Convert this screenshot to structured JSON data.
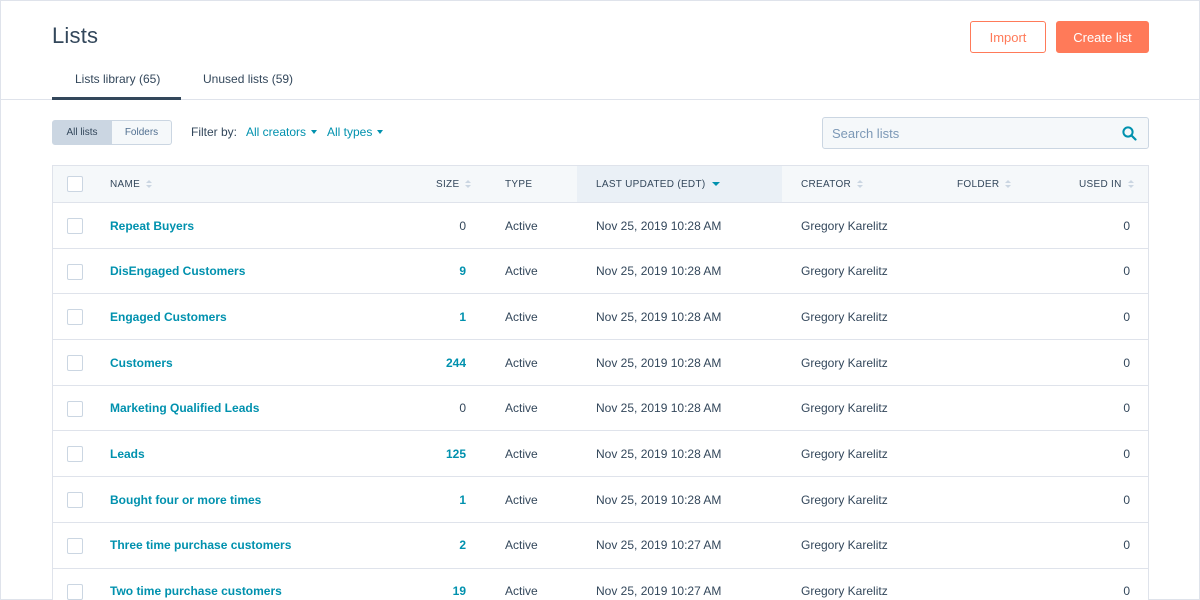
{
  "page": {
    "title": "Lists"
  },
  "header_buttons": {
    "import_label": "Import",
    "create_label": "Create list"
  },
  "tabs": [
    {
      "label": "Lists library (65)",
      "active": true
    },
    {
      "label": "Unused lists (59)",
      "active": false
    }
  ],
  "toolbar": {
    "toggle_all": "All lists",
    "toggle_folders": "Folders",
    "filter_label": "Filter by:",
    "creators_dropdown": "All creators",
    "types_dropdown": "All types",
    "search_placeholder": "Search lists",
    "search_icon": "search-icon"
  },
  "table": {
    "columns": {
      "name": "NAME",
      "size": "SIZE",
      "type": "TYPE",
      "last_updated": "LAST UPDATED (EDT)",
      "creator": "CREATOR",
      "folder": "FOLDER",
      "used_in": "USED IN"
    },
    "rows": [
      {
        "name": "Repeat Buyers",
        "size": "0",
        "type": "Active",
        "updated": "Nov 25, 2019 10:28 AM",
        "creator": "Gregory Karelitz",
        "folder": "",
        "used_in": "0"
      },
      {
        "name": "DisEngaged Customers",
        "size": "9",
        "type": "Active",
        "updated": "Nov 25, 2019 10:28 AM",
        "creator": "Gregory Karelitz",
        "folder": "",
        "used_in": "0"
      },
      {
        "name": "Engaged Customers",
        "size": "1",
        "type": "Active",
        "updated": "Nov 25, 2019 10:28 AM",
        "creator": "Gregory Karelitz",
        "folder": "",
        "used_in": "0"
      },
      {
        "name": "Customers",
        "size": "244",
        "type": "Active",
        "updated": "Nov 25, 2019 10:28 AM",
        "creator": "Gregory Karelitz",
        "folder": "",
        "used_in": "0"
      },
      {
        "name": "Marketing Qualified Leads",
        "size": "0",
        "type": "Active",
        "updated": "Nov 25, 2019 10:28 AM",
        "creator": "Gregory Karelitz",
        "folder": "",
        "used_in": "0"
      },
      {
        "name": "Leads",
        "size": "125",
        "type": "Active",
        "updated": "Nov 25, 2019 10:28 AM",
        "creator": "Gregory Karelitz",
        "folder": "",
        "used_in": "0"
      },
      {
        "name": "Bought four or more times",
        "size": "1",
        "type": "Active",
        "updated": "Nov 25, 2019 10:28 AM",
        "creator": "Gregory Karelitz",
        "folder": "",
        "used_in": "0"
      },
      {
        "name": "Three time purchase customers",
        "size": "2",
        "type": "Active",
        "updated": "Nov 25, 2019 10:27 AM",
        "creator": "Gregory Karelitz",
        "folder": "",
        "used_in": "0"
      },
      {
        "name": "Two time purchase customers",
        "size": "19",
        "type": "Active",
        "updated": "Nov 25, 2019 10:27 AM",
        "creator": "Gregory Karelitz",
        "folder": "",
        "used_in": "0"
      }
    ]
  },
  "colors": {
    "accent": "#ff7a59",
    "link": "#0091ae",
    "text": "#33475b",
    "border": "#dfe3eb"
  }
}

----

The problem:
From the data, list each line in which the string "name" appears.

Answer section:
      "name": "NAME",
        "name": "Repeat Buyers",
        "name": "DisEngaged Customers",
        "name": "Engaged Customers",
        "name": "Customers",
        "name": "Marketing Qualified Leads",
        "name": "Leads",
        "name": "Bought four or more times",
        "name": "Three time purchase customers",
        "name": "Two time purchase customers",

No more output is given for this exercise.